A complete conditional sentence contains two clauses: a protasis and an apodosis. The protasis is a subordinate clause, meaning that it cannot stand on its own as a complete sentence. An apodosis, or "then" clause, is the main clause. For example, in the sentence, "If it thunders, then the kitten might hide under the bed," "if it thunders" is the protasis, and "then the kitten might hide under the bed" is the apodosis. The word "then" can be left out of the conditional sentence: "If it thunders, the kitten might hide under the bed."

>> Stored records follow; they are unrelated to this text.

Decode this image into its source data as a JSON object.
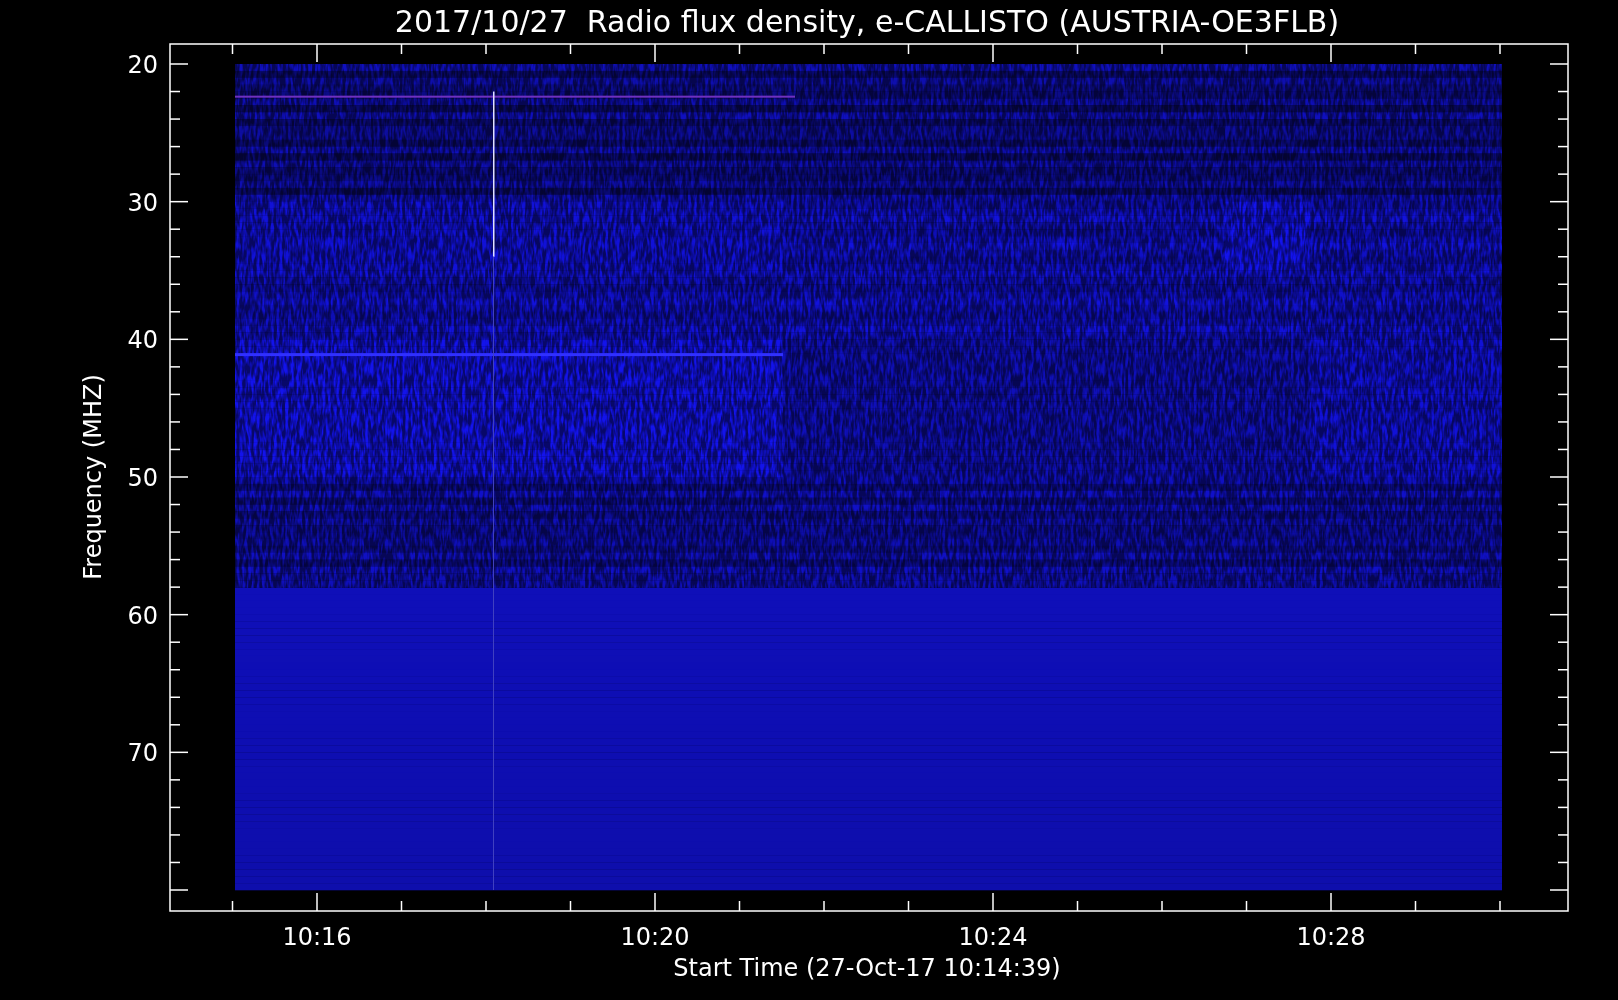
{
  "title": "2017/10/27  Radio flux density, e-CALLISTO (AUSTRIA-OE3FLB)",
  "y_axis": {
    "label": "Frequency (MHZ)",
    "ticks": [
      "20",
      "30",
      "40",
      "50",
      "60",
      "70"
    ]
  },
  "x_axis": {
    "label": "Start Time (27-Oct-17 10:14:39)",
    "ticks": [
      "10:16",
      "10:20",
      "10:24",
      "10:28"
    ]
  }
}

Several different relationships between the protasis and the apodosis are possible. In the sentence above, the protasis causes the apodosis, as thundering causes the kitten to hide. Other types of conditional sentences contain hypothetical situations that are contrary to fact. For instance, the sentence, "If there were bananas in space, then monkeys could live there," contains two clauses that are not true. Syntactically, the sentence implies that if the first clause were true, then the second would be.
The use of this word in drama dates back to the late Classical period. In traditional Greek and Roman theater, the play is usually introduced by a chorus or single actor who gives the appropriate background to the story. For most modern theater, background information is given by dialogue early in the play. Either type of opening can be described as a protasis.
Hamlet, for example, begins with a scene in which two guards see the ghost of Hamlet's father. During the course of the first act, the ghost tells the story of how Hamlet's uncle murdered him. In this way, the protasis sets up the action for the rest of the play.